Content starts

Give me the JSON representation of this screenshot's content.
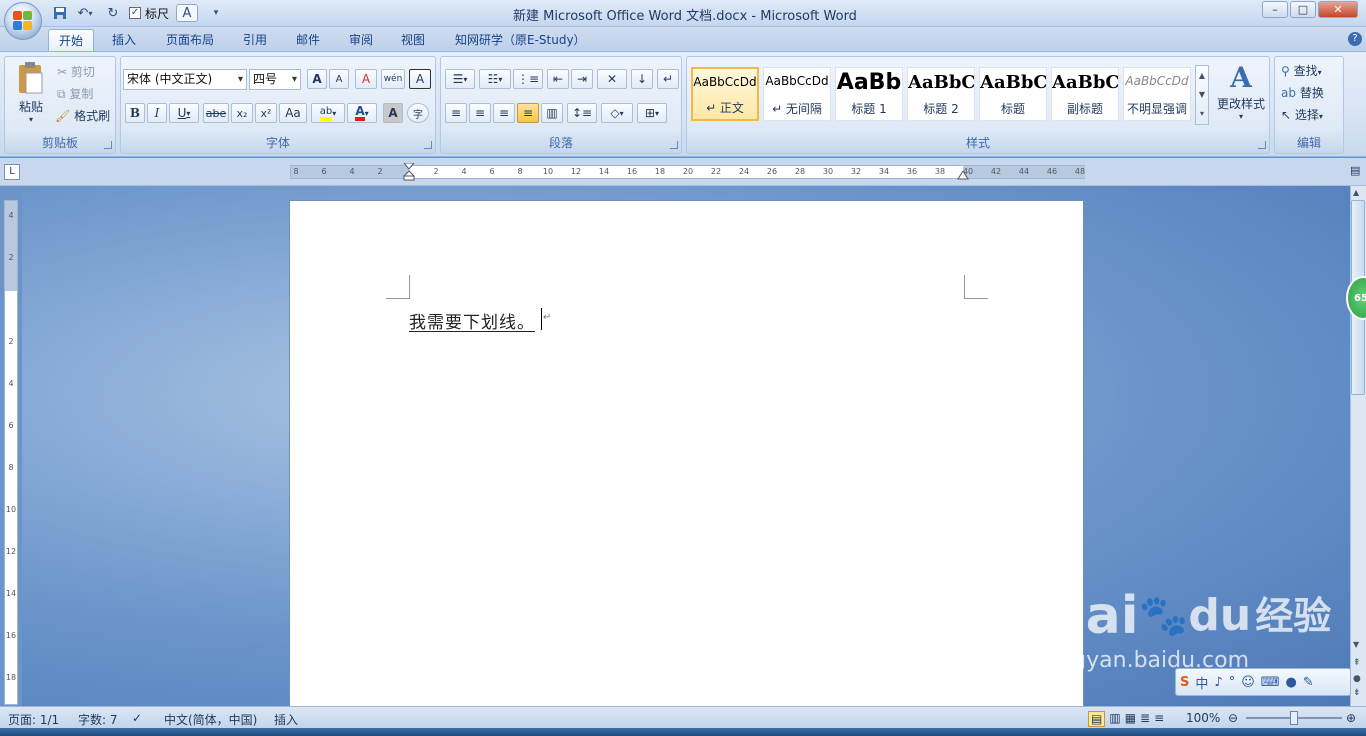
{
  "window": {
    "title": "新建 Microsoft Office Word 文档.docx - Microsoft Word",
    "minimize": "–",
    "maximize": "□",
    "close": "✕"
  },
  "quick_access": {
    "ruler_checkbox_label": "标尺",
    "ruler_checked": true
  },
  "tabs": [
    "开始",
    "插入",
    "页面布局",
    "引用",
    "邮件",
    "审阅",
    "视图",
    "知网研学（原E-Study）"
  ],
  "active_tab": "开始",
  "clipboard": {
    "label": "剪贴板",
    "paste": "粘贴",
    "cut": "剪切",
    "copy": "复制",
    "format_painter": "格式刷"
  },
  "font": {
    "label": "字体",
    "family": "宋体 (中文正文)",
    "size": "四号",
    "grow": "A",
    "shrink": "A",
    "phonetic": "wén",
    "bold": "B",
    "italic": "I",
    "underline": "U",
    "strike": "abe",
    "subscript": "x₂",
    "superscript": "x²",
    "change_case": "Aa",
    "highlight": "ab",
    "font_color": "A",
    "char_shading": "A",
    "enclose": "字",
    "clear_format": "A",
    "font_color_hex": "#e02020",
    "highlight_hex": "#ffff00"
  },
  "paragraph": {
    "label": "段落"
  },
  "styles": {
    "label": "样式",
    "items": [
      {
        "preview": "AaBbCcDd",
        "name": "↵ 正文",
        "selected": true
      },
      {
        "preview": "AaBbCcDd",
        "name": "↵ 无间隔",
        "selected": false
      },
      {
        "preview": "AaBb",
        "name": "标题 1",
        "selected": false
      },
      {
        "preview": "AaBbC",
        "name": "标题 2",
        "selected": false
      },
      {
        "preview": "AaBbC",
        "name": "标题",
        "selected": false
      },
      {
        "preview": "AaBbC",
        "name": "副标题",
        "selected": false
      },
      {
        "preview": "AaBbCcDd",
        "name": "不明显强调",
        "selected": false
      }
    ],
    "change_styles": "更改样式"
  },
  "editing": {
    "label": "编辑",
    "find": "查找",
    "replace": "替换",
    "select": "选择"
  },
  "ruler": {
    "h_ticks": [
      "8",
      "6",
      "4",
      "2",
      "",
      "2",
      "4",
      "6",
      "8",
      "10",
      "12",
      "14",
      "16",
      "18",
      "20",
      "22",
      "24",
      "26",
      "28",
      "30",
      "32",
      "34",
      "36",
      "38",
      "40",
      "42",
      "44",
      "46",
      "48"
    ],
    "v_ticks": [
      "4",
      "2",
      "",
      "2",
      "4",
      "6",
      "8",
      "10",
      "12",
      "14",
      "16",
      "18"
    ]
  },
  "document": {
    "text": "我需要下划线。",
    "paragraph_mark": "↵"
  },
  "scroll_badge": "65",
  "status": {
    "page": "页面: 1/1",
    "words": "字数: 7",
    "language": "中文(简体，中国)",
    "mode": "插入",
    "zoom": "100%"
  },
  "watermark": {
    "brand": "Bai",
    "brand_du": "du",
    "jingyan": "经验",
    "url": "jingyan.baidu.com"
  },
  "ime": {
    "mode": "中"
  }
}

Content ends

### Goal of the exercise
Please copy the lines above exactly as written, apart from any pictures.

### Solution for this problem
Give me the JSON representation of this screenshot's content.
{
  "window": {
    "title": "新建 Microsoft Office Word 文档.docx - Microsoft Word",
    "minimize": "–",
    "maximize": "□",
    "close": "✕"
  },
  "quick_access": {
    "ruler_checkbox_label": "标尺",
    "ruler_checked": true
  },
  "tabs": [
    "开始",
    "插入",
    "页面布局",
    "引用",
    "邮件",
    "审阅",
    "视图",
    "知网研学（原E-Study）"
  ],
  "active_tab": "开始",
  "clipboard": {
    "label": "剪贴板",
    "paste": "粘贴",
    "cut": "剪切",
    "copy": "复制",
    "format_painter": "格式刷"
  },
  "font": {
    "label": "字体",
    "family": "宋体 (中文正文)",
    "size": "四号",
    "grow": "A",
    "shrink": "A",
    "phonetic": "wén",
    "bold": "B",
    "italic": "I",
    "underline": "U",
    "strike": "abe",
    "subscript": "x₂",
    "superscript": "x²",
    "change_case": "Aa",
    "highlight": "ab",
    "font_color": "A",
    "char_shading": "A",
    "enclose": "字",
    "clear_format": "A",
    "font_color_hex": "#e02020",
    "highlight_hex": "#ffff00"
  },
  "paragraph": {
    "label": "段落"
  },
  "styles": {
    "label": "样式",
    "items": [
      {
        "preview": "AaBbCcDd",
        "name": "↵ 正文",
        "selected": true
      },
      {
        "preview": "AaBbCcDd",
        "name": "↵ 无间隔",
        "selected": false
      },
      {
        "preview": "AaBb",
        "name": "标题 1",
        "selected": false
      },
      {
        "preview": "AaBbC",
        "name": "标题 2",
        "selected": false
      },
      {
        "preview": "AaBbC",
        "name": "标题",
        "selected": false
      },
      {
        "preview": "AaBbC",
        "name": "副标题",
        "selected": false
      },
      {
        "preview": "AaBbCcDd",
        "name": "不明显强调",
        "selected": false
      }
    ],
    "change_styles": "更改样式"
  },
  "editing": {
    "label": "编辑",
    "find": "查找",
    "replace": "替换",
    "select": "选择"
  },
  "ruler": {
    "h_ticks": [
      "8",
      "6",
      "4",
      "2",
      "",
      "2",
      "4",
      "6",
      "8",
      "10",
      "12",
      "14",
      "16",
      "18",
      "20",
      "22",
      "24",
      "26",
      "28",
      "30",
      "32",
      "34",
      "36",
      "38",
      "40",
      "42",
      "44",
      "46",
      "48"
    ],
    "v_ticks": [
      "4",
      "2",
      "",
      "2",
      "4",
      "6",
      "8",
      "10",
      "12",
      "14",
      "16",
      "18"
    ]
  },
  "document": {
    "text": "我需要下划线。",
    "paragraph_mark": "↵"
  },
  "scroll_badge": "65",
  "status": {
    "page": "页面: 1/1",
    "words": "字数: 7",
    "language": "中文(简体，中国)",
    "mode": "插入",
    "zoom": "100%"
  },
  "watermark": {
    "brand": "Bai",
    "brand_du": "du",
    "jingyan": "经验",
    "url": "jingyan.baidu.com"
  },
  "ime": {
    "mode": "中"
  }
}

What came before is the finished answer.